**INSTRUCTIONS TO FOLLOW:**
In the data that follows, every line containing the word "layout" should be returned.

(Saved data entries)
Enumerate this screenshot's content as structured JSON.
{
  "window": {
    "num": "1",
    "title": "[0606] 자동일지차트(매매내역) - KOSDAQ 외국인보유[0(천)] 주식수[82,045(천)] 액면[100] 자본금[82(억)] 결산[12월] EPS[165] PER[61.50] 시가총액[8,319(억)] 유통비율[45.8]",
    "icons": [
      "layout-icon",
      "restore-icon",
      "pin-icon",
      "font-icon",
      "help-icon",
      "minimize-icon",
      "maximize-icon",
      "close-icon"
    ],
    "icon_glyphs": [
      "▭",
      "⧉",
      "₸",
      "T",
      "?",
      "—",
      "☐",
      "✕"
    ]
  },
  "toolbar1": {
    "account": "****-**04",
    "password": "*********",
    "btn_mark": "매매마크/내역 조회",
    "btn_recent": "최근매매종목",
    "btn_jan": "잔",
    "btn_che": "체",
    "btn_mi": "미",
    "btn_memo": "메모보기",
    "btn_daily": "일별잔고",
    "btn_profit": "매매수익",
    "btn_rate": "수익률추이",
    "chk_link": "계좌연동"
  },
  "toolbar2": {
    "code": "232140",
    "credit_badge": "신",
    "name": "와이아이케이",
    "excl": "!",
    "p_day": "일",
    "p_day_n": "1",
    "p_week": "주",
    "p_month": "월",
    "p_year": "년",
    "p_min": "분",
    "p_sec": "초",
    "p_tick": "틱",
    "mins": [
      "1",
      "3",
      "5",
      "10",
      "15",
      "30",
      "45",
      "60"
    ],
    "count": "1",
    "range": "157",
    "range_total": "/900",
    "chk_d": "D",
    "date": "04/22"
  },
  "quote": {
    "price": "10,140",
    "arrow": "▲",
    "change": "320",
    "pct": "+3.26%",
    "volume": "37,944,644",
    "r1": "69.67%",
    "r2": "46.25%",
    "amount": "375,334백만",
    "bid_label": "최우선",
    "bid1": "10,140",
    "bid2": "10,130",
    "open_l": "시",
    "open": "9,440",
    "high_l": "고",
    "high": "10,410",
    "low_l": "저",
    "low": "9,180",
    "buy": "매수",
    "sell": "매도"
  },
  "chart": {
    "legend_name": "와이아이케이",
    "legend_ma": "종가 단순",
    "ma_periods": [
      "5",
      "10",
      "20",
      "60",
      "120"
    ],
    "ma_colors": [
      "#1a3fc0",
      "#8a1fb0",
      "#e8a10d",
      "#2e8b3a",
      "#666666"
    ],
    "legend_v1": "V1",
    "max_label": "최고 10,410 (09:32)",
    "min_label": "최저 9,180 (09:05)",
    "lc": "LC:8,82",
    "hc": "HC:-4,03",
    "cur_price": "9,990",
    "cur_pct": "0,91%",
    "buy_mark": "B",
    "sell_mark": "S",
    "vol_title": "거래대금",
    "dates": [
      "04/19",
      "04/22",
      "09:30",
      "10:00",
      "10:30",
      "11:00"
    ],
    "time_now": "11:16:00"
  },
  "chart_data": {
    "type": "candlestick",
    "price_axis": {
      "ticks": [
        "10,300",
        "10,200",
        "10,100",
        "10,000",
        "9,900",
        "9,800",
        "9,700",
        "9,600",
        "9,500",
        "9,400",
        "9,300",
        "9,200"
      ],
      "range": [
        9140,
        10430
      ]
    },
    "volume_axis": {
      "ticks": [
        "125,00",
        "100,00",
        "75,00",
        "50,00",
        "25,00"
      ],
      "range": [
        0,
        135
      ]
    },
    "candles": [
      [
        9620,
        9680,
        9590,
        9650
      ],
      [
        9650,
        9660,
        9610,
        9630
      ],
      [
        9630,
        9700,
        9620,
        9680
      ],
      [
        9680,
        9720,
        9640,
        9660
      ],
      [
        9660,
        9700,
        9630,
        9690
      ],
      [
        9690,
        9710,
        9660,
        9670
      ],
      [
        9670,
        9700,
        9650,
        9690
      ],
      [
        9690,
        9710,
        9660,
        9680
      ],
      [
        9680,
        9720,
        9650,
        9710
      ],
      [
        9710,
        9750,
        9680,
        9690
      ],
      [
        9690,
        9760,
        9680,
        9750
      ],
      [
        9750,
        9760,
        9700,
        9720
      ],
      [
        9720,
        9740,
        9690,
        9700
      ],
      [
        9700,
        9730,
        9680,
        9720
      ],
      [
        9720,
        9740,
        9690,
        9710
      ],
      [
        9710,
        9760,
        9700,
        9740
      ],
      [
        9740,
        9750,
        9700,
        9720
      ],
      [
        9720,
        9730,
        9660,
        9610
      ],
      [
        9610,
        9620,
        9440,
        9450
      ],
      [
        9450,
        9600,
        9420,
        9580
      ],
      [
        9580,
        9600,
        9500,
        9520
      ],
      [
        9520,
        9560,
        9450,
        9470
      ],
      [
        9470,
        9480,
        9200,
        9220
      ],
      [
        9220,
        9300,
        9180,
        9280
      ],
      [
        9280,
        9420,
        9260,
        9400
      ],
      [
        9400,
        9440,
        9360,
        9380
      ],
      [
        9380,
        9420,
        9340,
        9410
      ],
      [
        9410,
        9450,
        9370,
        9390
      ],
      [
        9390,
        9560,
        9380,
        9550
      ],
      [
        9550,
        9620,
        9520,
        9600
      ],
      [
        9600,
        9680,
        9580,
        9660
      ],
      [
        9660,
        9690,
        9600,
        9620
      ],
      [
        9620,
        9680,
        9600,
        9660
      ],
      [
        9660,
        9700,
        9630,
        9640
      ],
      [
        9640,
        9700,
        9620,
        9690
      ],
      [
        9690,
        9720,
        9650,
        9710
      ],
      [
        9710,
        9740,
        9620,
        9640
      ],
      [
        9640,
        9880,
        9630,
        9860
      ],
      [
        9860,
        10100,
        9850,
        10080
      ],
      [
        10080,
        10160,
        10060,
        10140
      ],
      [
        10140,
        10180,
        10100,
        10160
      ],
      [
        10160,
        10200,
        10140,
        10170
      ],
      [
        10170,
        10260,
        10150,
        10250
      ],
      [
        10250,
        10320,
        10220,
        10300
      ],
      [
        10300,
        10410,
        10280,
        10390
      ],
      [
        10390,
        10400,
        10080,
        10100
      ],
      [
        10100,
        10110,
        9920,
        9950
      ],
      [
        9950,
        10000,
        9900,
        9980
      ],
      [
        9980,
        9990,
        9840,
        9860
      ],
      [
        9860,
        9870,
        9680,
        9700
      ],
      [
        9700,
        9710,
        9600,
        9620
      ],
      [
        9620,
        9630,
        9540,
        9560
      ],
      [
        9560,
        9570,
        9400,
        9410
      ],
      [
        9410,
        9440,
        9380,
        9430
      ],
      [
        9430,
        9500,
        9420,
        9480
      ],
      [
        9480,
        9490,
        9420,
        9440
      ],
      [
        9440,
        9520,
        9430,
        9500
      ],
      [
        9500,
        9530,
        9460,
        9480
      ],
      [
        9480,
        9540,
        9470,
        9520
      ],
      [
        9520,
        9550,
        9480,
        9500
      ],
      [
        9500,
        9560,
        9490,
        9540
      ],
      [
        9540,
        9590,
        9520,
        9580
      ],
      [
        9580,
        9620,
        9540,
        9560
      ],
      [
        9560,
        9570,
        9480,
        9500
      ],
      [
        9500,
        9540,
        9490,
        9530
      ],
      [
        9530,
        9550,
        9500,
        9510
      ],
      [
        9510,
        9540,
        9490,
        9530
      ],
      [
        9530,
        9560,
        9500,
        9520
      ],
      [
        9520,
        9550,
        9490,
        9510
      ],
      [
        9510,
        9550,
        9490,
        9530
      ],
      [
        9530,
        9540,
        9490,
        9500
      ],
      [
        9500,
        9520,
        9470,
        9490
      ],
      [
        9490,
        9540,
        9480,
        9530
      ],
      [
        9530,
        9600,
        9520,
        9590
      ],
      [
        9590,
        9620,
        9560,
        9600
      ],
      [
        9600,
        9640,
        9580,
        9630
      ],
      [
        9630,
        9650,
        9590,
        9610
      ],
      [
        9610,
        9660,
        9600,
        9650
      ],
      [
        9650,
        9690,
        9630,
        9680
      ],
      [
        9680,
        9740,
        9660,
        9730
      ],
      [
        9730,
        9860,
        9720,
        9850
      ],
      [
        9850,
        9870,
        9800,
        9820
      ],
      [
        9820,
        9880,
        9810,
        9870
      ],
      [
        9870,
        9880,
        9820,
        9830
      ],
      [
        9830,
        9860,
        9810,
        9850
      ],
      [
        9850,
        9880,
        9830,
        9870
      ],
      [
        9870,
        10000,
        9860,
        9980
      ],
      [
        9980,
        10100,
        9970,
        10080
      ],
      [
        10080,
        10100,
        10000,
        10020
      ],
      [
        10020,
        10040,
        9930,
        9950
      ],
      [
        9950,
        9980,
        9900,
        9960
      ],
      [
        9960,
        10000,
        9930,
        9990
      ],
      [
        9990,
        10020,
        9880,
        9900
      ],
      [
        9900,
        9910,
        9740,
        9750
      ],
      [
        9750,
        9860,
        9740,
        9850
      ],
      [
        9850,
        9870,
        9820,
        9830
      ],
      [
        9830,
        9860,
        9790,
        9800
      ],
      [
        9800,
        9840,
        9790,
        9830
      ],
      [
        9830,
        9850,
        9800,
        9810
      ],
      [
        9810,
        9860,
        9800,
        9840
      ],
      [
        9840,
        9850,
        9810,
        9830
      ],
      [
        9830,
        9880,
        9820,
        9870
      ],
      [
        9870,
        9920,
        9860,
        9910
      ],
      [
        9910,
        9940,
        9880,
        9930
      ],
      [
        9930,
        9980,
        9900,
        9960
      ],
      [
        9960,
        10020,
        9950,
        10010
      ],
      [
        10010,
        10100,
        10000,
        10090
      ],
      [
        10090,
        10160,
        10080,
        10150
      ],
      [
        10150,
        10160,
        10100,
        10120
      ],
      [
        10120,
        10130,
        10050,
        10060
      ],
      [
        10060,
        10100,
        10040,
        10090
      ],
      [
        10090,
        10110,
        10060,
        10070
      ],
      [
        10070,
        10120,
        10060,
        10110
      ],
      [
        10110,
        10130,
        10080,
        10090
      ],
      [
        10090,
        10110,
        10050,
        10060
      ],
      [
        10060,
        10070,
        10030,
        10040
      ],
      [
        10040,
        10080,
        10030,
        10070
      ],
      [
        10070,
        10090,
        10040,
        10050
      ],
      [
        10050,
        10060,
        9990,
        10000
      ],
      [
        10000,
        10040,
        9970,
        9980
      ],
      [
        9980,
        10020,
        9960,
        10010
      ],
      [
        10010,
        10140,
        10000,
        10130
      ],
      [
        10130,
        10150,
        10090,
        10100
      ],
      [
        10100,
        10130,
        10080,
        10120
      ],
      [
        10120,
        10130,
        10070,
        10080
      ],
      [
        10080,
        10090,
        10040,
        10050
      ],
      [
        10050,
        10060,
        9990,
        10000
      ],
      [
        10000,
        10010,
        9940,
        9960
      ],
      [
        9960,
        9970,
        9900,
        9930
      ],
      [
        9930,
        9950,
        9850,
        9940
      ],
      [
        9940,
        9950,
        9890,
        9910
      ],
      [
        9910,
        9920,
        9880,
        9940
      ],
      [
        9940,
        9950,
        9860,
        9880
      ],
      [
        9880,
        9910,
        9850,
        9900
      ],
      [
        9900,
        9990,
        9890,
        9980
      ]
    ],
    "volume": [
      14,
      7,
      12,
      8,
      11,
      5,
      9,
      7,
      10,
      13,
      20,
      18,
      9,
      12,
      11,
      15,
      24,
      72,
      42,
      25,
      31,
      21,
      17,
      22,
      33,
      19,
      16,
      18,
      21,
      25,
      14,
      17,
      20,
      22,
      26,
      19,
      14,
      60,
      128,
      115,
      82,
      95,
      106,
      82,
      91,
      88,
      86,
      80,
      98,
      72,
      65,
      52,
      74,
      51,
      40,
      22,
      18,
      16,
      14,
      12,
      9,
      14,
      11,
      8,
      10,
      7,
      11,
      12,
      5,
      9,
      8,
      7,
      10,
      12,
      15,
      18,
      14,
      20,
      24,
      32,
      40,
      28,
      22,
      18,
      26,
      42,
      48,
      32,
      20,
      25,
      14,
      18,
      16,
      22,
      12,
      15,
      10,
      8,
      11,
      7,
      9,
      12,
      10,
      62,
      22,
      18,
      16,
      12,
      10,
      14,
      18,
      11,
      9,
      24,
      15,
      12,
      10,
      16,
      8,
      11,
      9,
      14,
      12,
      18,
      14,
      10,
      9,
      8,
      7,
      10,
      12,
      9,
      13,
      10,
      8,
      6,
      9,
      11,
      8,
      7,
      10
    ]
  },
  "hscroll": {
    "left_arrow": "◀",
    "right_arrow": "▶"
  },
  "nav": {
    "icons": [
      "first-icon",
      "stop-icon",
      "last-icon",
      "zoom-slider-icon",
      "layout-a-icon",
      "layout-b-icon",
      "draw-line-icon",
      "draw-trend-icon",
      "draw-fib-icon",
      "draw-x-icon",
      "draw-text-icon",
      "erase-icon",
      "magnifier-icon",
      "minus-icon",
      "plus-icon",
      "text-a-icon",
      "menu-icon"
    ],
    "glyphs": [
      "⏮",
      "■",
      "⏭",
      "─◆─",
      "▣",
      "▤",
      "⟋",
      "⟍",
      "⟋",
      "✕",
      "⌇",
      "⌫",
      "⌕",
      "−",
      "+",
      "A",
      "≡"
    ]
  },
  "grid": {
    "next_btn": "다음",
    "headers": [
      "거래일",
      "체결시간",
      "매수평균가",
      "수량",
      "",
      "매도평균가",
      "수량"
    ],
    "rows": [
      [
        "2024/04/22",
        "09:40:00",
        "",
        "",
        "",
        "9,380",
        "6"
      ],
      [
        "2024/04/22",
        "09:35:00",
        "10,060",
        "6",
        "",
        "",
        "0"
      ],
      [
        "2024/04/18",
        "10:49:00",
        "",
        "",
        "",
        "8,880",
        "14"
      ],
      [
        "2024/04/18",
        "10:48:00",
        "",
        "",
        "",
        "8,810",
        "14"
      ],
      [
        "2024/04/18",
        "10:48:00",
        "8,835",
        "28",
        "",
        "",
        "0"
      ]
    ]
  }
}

**WRITTEN RESPONSE:**
      "layout-icon",
      "layout-a-icon",
      "layout-b-icon",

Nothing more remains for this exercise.